Most people think that the school vision screening or the annual physical is all that children need for an “eye exam”. Those are both great options for a quick check and can often pick up major issues, but it is the subtle findings that they often miss. A comprehensive eye examination should be performed on every child before starting school. Yes, I said every child. According to the American Public Health Association, about 10% of preschoolers have eye or vision problems. However, children this age generally will not voice complaints about their eyes (AOA).
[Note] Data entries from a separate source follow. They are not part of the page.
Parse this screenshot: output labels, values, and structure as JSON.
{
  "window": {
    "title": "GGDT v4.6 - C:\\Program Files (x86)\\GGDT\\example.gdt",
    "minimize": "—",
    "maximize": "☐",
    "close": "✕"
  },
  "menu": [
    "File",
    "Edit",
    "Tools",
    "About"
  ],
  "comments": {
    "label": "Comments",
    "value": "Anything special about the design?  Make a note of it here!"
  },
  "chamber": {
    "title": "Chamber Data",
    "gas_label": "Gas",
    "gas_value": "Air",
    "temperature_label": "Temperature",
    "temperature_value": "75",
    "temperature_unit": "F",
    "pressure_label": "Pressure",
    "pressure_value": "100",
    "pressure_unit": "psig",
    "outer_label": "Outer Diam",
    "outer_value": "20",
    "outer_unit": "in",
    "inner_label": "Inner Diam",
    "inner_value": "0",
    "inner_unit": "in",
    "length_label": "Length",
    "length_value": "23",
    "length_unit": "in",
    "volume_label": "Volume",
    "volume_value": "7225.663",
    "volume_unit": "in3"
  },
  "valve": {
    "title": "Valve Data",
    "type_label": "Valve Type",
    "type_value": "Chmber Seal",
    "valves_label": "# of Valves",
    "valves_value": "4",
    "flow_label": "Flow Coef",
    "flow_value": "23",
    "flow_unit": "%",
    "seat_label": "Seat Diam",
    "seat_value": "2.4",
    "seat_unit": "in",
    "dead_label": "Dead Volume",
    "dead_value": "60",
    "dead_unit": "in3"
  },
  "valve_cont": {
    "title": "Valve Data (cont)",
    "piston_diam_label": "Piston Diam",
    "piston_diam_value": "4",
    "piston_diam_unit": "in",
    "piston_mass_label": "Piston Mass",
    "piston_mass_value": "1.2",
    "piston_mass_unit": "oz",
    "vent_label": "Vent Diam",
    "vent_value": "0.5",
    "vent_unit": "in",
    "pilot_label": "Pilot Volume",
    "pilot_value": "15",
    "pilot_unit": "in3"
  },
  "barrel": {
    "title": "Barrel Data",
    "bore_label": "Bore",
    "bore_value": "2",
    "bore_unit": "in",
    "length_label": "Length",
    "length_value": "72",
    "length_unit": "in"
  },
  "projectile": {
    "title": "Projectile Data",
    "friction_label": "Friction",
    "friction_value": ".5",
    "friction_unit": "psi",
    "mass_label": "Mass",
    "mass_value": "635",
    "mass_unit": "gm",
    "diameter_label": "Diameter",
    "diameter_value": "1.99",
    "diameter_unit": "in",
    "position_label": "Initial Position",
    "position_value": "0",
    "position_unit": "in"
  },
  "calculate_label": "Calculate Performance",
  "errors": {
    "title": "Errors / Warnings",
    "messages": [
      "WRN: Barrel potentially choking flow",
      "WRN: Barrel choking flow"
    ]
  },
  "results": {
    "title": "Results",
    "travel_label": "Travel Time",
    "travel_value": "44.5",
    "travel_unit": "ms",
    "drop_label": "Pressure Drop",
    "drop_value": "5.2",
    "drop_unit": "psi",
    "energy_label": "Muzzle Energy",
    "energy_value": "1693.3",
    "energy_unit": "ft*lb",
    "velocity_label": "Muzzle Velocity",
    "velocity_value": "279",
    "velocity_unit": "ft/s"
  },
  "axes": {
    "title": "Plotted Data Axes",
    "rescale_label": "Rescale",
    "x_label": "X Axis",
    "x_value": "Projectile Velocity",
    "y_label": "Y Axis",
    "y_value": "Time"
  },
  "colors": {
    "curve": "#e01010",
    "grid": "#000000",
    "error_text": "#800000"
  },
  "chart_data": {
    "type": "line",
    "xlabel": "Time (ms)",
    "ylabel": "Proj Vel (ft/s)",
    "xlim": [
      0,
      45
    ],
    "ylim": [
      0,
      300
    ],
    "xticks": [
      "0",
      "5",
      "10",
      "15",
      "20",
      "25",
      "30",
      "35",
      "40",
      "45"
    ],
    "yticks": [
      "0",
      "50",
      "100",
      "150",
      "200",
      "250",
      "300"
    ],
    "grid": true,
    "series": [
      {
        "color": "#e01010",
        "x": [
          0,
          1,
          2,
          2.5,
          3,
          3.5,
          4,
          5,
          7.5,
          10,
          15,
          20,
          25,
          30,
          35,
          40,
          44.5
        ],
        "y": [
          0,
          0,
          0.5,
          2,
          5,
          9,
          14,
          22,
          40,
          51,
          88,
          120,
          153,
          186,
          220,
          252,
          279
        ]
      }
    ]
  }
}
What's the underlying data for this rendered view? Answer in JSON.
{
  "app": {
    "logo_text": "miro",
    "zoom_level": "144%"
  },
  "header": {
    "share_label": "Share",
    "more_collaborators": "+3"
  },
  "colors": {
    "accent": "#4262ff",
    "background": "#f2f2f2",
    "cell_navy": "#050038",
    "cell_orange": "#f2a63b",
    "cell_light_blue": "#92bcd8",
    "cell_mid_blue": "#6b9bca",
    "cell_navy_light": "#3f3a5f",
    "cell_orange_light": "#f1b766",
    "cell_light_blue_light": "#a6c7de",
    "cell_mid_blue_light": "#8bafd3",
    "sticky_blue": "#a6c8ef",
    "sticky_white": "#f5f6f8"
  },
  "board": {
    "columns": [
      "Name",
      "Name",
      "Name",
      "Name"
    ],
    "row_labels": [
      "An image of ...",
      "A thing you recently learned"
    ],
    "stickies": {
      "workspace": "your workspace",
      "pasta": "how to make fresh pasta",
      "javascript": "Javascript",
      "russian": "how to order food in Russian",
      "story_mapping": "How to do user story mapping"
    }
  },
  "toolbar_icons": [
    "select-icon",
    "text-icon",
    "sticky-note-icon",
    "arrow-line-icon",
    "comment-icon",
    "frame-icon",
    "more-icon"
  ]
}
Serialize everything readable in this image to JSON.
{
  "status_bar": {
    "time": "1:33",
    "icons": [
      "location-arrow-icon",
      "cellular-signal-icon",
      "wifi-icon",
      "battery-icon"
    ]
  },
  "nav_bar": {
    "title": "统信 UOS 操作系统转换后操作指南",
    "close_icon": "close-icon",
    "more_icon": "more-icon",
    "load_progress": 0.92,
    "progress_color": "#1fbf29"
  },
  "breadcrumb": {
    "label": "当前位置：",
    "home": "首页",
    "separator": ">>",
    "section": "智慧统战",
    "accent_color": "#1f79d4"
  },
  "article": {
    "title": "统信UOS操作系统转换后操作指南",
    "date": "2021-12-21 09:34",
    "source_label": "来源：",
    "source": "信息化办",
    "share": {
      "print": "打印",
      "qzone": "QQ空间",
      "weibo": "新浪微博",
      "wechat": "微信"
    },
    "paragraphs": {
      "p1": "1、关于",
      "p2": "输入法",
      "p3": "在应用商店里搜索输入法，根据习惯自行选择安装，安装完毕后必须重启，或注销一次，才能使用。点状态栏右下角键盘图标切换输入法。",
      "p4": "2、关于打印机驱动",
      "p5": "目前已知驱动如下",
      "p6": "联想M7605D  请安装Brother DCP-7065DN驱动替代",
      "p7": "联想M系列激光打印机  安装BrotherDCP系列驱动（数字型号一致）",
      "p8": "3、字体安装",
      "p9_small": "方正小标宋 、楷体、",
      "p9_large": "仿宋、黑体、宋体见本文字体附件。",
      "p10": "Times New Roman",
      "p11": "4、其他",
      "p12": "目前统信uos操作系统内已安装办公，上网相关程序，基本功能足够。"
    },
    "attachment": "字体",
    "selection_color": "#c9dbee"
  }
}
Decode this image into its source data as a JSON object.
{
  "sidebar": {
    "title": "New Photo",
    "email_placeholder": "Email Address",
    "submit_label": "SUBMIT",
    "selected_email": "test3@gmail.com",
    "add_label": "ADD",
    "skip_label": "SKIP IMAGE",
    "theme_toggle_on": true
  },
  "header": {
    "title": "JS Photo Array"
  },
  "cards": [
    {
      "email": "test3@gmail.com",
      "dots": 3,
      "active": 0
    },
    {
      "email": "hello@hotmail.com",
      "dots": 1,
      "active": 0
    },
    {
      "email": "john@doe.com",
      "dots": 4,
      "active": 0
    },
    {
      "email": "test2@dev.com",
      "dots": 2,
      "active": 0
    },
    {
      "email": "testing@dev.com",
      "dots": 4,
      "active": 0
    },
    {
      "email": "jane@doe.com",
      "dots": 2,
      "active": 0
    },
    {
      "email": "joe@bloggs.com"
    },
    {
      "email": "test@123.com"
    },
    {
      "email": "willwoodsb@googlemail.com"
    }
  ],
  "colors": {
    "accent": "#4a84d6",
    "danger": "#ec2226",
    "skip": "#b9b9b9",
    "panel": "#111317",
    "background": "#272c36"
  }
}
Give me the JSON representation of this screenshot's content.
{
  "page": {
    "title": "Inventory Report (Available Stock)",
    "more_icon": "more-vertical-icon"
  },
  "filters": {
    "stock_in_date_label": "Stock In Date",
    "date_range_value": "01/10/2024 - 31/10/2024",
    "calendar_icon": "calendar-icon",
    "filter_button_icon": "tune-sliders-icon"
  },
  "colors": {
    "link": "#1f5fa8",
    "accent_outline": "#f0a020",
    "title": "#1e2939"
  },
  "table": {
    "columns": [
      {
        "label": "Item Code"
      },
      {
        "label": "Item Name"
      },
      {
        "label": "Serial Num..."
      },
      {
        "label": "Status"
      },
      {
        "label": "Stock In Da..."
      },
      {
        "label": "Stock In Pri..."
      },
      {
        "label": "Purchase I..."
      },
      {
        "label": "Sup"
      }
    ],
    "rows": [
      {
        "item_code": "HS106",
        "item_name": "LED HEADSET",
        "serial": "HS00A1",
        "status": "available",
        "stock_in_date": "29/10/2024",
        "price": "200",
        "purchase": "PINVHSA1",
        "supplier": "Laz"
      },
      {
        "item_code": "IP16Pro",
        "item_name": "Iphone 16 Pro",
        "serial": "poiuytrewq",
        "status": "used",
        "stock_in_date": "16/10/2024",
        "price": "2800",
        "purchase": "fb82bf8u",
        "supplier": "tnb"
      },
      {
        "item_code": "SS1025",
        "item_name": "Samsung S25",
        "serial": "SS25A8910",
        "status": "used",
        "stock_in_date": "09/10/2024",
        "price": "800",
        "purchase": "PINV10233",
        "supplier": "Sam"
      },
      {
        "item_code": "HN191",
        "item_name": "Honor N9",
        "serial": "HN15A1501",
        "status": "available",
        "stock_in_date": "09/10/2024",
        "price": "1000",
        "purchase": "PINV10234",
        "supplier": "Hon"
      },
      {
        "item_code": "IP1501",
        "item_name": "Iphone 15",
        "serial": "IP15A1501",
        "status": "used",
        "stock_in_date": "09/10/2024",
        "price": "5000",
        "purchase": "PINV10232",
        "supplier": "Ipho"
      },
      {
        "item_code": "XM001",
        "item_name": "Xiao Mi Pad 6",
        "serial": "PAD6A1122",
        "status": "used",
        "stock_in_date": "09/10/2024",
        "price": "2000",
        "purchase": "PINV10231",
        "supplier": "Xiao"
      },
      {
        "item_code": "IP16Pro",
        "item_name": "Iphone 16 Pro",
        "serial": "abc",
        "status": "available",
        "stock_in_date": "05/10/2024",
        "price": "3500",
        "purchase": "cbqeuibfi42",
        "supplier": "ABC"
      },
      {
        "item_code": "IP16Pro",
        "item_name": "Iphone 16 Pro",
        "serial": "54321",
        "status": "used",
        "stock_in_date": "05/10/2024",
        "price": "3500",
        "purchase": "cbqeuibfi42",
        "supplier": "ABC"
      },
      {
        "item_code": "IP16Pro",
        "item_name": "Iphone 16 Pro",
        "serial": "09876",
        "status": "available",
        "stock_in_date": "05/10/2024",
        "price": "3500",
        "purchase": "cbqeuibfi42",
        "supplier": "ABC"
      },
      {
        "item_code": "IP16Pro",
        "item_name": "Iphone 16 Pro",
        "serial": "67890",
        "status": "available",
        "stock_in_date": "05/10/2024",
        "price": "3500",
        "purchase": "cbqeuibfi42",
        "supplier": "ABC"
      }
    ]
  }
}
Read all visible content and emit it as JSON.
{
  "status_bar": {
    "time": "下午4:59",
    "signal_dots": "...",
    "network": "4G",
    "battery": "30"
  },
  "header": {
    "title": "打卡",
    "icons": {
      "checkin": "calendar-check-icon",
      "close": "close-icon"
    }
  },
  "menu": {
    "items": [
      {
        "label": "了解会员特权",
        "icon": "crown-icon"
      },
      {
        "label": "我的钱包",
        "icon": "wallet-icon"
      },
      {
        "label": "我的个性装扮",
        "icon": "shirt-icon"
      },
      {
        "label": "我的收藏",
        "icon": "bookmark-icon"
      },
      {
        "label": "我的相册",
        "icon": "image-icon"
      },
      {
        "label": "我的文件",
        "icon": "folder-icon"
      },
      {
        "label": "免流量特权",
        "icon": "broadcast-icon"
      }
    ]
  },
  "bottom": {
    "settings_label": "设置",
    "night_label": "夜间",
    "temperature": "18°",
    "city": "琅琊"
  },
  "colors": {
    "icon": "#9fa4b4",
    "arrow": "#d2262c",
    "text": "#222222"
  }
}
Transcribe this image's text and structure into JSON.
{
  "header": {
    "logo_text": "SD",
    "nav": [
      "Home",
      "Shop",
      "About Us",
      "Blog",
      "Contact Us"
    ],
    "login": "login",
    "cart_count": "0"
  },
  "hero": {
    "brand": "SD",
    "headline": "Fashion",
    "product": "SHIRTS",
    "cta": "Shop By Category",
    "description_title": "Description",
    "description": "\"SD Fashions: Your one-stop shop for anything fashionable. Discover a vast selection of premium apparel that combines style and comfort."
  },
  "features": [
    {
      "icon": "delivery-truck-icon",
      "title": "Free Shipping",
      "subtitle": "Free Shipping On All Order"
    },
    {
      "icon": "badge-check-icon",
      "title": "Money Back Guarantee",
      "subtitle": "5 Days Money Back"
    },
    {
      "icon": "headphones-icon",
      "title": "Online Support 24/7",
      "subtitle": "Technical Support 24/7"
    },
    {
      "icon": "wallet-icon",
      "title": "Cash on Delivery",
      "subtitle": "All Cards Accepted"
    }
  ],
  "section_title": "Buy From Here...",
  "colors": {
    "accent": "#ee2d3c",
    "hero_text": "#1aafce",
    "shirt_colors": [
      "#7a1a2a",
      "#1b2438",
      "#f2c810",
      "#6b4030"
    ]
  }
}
Now let’s think about this, 80% of learning involves vision. That is a very large percentage and if you can imagine your vision being blurry or uncomfortable how much you may struggle with learning. Another major area of vision issues in children is related to focusing and eye alignment. So, your child may say things are clear and they can see the book, but after 5-10 minutes they may be losing focus or refusing to continue with homework because their eye focusing systems does not function properly. These are all things that a comprehensive eye exam will examine, not to mention also providing a complete eye health evaluation.

Children’s eye exams involve the same components as an adult exam, but the tests may be different. An optometrist can distinguish the eyeglass prescription for someone any age, yes even a baby. We are able to use lights and the reflexes of those lights off the eyes to perform many different eye tests. The eye chart is used only if the patient has the verbal skills to call out letters or pictures. We also try to incorporate fun children’s toys to keep the exam fun for the child.

Many parents ask when should a child have an eye exam. Here is the recommendation from Elite Eye Care (3 exams before starting school):

  • Infant: at 6-12 months – InfantSee program allows for a FREE comprehensive eye exam for any infant under 1 year of age.
  • Toddler: at 2-3 yrs of age
  • Preschool: at 5 yrs of age- or before starting school
  • School Age & Beyond: Every 1-2 yrs depending on the eyeglasses prescription, eye alignment, and eye health.

Also, many parents ask what symptoms will they notice with vision problems. Here is a list from the American Optometric Association of the most common symptoms:
• Sitting close to the TV or holding a book too close
• Squinting
• Tilting their head
• Frequently rubbing their eyes
• Short attention span for the child’s age
• Turning of an eye in or out
• Sensitivity to light
• Difficulty with eye-hand-body coordination when playing ball or bike riding
• Avoiding coloring activities, puzzles and other detailed activities

I would encourage all parents to watch for any of the common symptoms and consider a comprehensive eye exam for their child. This will allow them to start the school year with the best possible vision and chance for success.

If you have any questions regarding children’s eye exams or children’s vision please call 701-390-1315/email